Dataset rows for apps and sites ->

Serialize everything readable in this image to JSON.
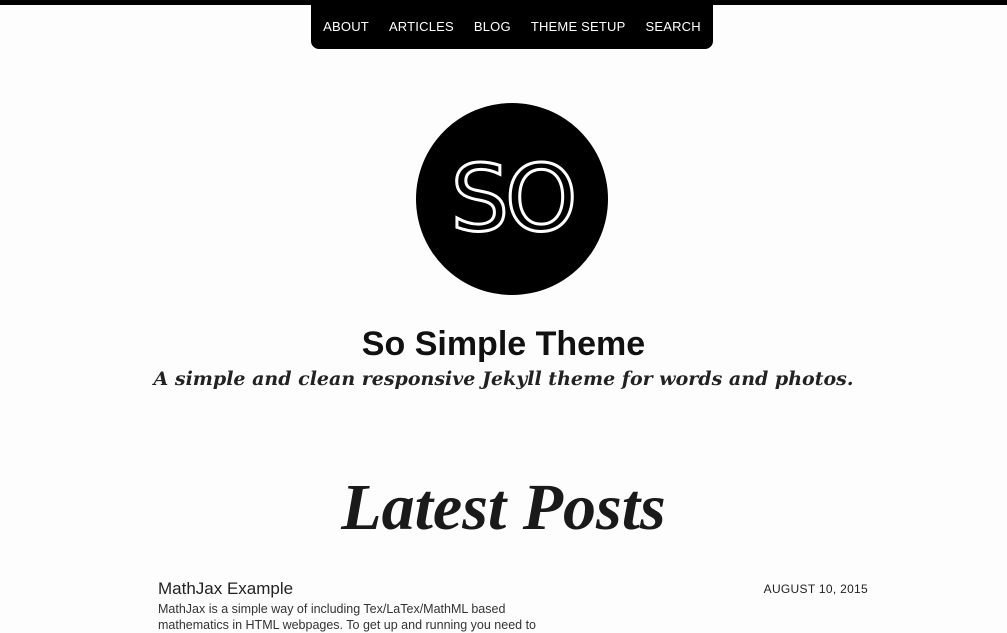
{
  "nav": {
    "items": [
      {
        "label": "ABOUT"
      },
      {
        "label": "ARTICLES"
      },
      {
        "label": "BLOG"
      },
      {
        "label": "THEME SETUP"
      },
      {
        "label": "SEARCH"
      }
    ]
  },
  "logo": {
    "text": "SO"
  },
  "site": {
    "title": "So Simple Theme",
    "tagline": "A simple and clean responsive Jekyll theme for words and photos."
  },
  "latest_posts": {
    "heading": "Latest Posts",
    "posts": [
      {
        "title": "MathJax Example",
        "date": "AUGUST 10, 2015",
        "excerpt": "MathJax is a simple way of including Tex/LaTex/MathML based mathematics in HTML webpages. To get up and running you need to"
      }
    ]
  },
  "colors": {
    "background": "#fdfdfd",
    "nav_background": "#000000",
    "nav_text": "#ffffff",
    "logo_background": "#000000"
  }
}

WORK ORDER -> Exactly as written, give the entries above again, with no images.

RESULT FOR THIS EXERCISE ->
Serialize everything readable in this image to JSON.
{
  "nav": {
    "items": [
      {
        "label": "ABOUT"
      },
      {
        "label": "ARTICLES"
      },
      {
        "label": "BLOG"
      },
      {
        "label": "THEME SETUP"
      },
      {
        "label": "SEARCH"
      }
    ]
  },
  "logo": {
    "text": "SO"
  },
  "site": {
    "title": "So Simple Theme",
    "tagline": "A simple and clean responsive Jekyll theme for words and photos."
  },
  "latest_posts": {
    "heading": "Latest Posts",
    "posts": [
      {
        "title": "MathJax Example",
        "date": "AUGUST 10, 2015",
        "excerpt": "MathJax is a simple way of including Tex/LaTex/MathML based mathematics in HTML webpages. To get up and running you need to"
      }
    ]
  },
  "colors": {
    "background": "#fdfdfd",
    "nav_background": "#000000",
    "nav_text": "#ffffff",
    "logo_background": "#000000"
  }
}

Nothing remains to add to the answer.